Task prompt: Go through the data below and copy it exactly, skipping every picture.

Exercise material:
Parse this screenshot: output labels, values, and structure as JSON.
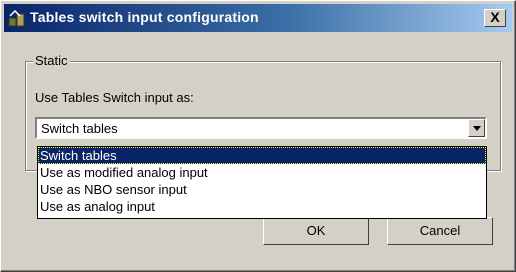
{
  "window": {
    "title": "Tables switch input configuration",
    "close_label": "X"
  },
  "group": {
    "label": "Static"
  },
  "field": {
    "label": "Use Tables Switch input as:"
  },
  "combo": {
    "selected": "Switch tables"
  },
  "dropdown": {
    "options": [
      {
        "label": "Switch tables",
        "selected": true
      },
      {
        "label": "Use as modified analog input",
        "selected": false
      },
      {
        "label": "Use as NBO sensor input",
        "selected": false
      },
      {
        "label": "Use as analog input",
        "selected": false
      }
    ]
  },
  "buttons": {
    "ok": "OK",
    "cancel": "Cancel"
  }
}
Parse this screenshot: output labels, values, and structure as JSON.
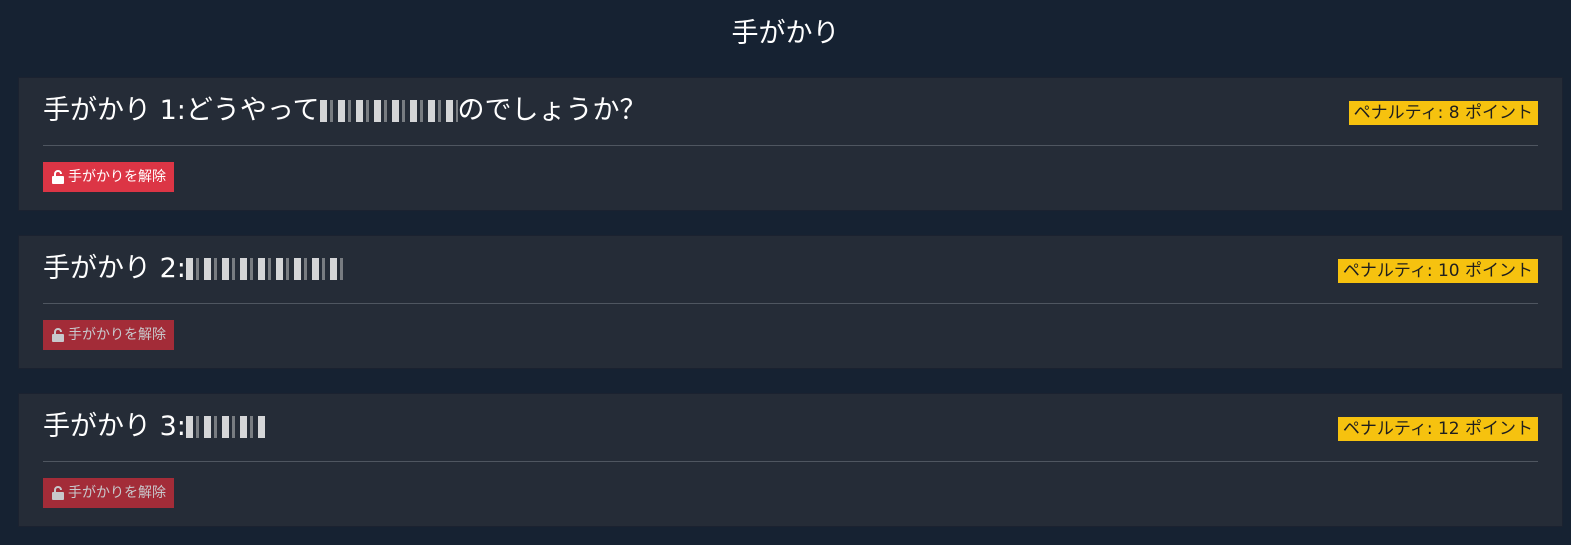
{
  "page": {
    "title": "手がかり"
  },
  "hints": [
    {
      "label": "手がかり 1:どうやって",
      "label_suffix": "のでしょうか？",
      "penalty": "ペナルティ: 8 ポイント",
      "button_label": "手がかりを解除",
      "enabled": true
    },
    {
      "label": "手がかり 2:",
      "label_suffix": "",
      "penalty": "ペナルティ: 10 ポイント",
      "button_label": "手がかりを解除",
      "enabled": false
    },
    {
      "label": "手がかり 3:",
      "label_suffix": "",
      "penalty": "ペナルティ: 12 ポイント",
      "button_label": "手がかりを解除",
      "enabled": false
    }
  ],
  "icons": {
    "unlock": "unlock-icon"
  },
  "colors": {
    "background": "#162232",
    "card": "#252c37",
    "badge": "#f6c20f",
    "button": "#dc3545",
    "button_disabled": "#a32c38"
  }
}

Answer box:
Parse this screenshot: output labels, values, and structure as JSON.
{
  "window": {
    "title": "Tables switch input configuration",
    "close_label": "X"
  },
  "group": {
    "label": "Static"
  },
  "field": {
    "label": "Use Tables Switch input as:"
  },
  "combo": {
    "selected": "Switch tables"
  },
  "dropdown": {
    "options": [
      {
        "label": "Switch tables",
        "selected": true
      },
      {
        "label": "Use as modified analog input",
        "selected": false
      },
      {
        "label": "Use as NBO sensor input",
        "selected": false
      },
      {
        "label": "Use as analog input",
        "selected": false
      }
    ]
  },
  "buttons": {
    "ok": "OK",
    "cancel": "Cancel"
  }
}
Parse this screenshot: output labels, values, and structure as JSON.
{
  "page": {
    "title": "手がかり"
  },
  "hints": [
    {
      "label": "手がかり 1:どうやって",
      "label_suffix": "のでしょうか？",
      "penalty": "ペナルティ: 8 ポイント",
      "button_label": "手がかりを解除",
      "enabled": true
    },
    {
      "label": "手がかり 2:",
      "label_suffix": "",
      "penalty": "ペナルティ: 10 ポイント",
      "button_label": "手がかりを解除",
      "enabled": false
    },
    {
      "label": "手がかり 3:",
      "label_suffix": "",
      "penalty": "ペナルティ: 12 ポイント",
      "button_label": "手がかりを解除",
      "enabled": false
    }
  ],
  "icons": {
    "unlock": "unlock-icon"
  },
  "colors": {
    "background": "#162232",
    "card": "#252c37",
    "badge": "#f6c20f",
    "button": "#dc3545",
    "button_disabled": "#a32c38"
  }
}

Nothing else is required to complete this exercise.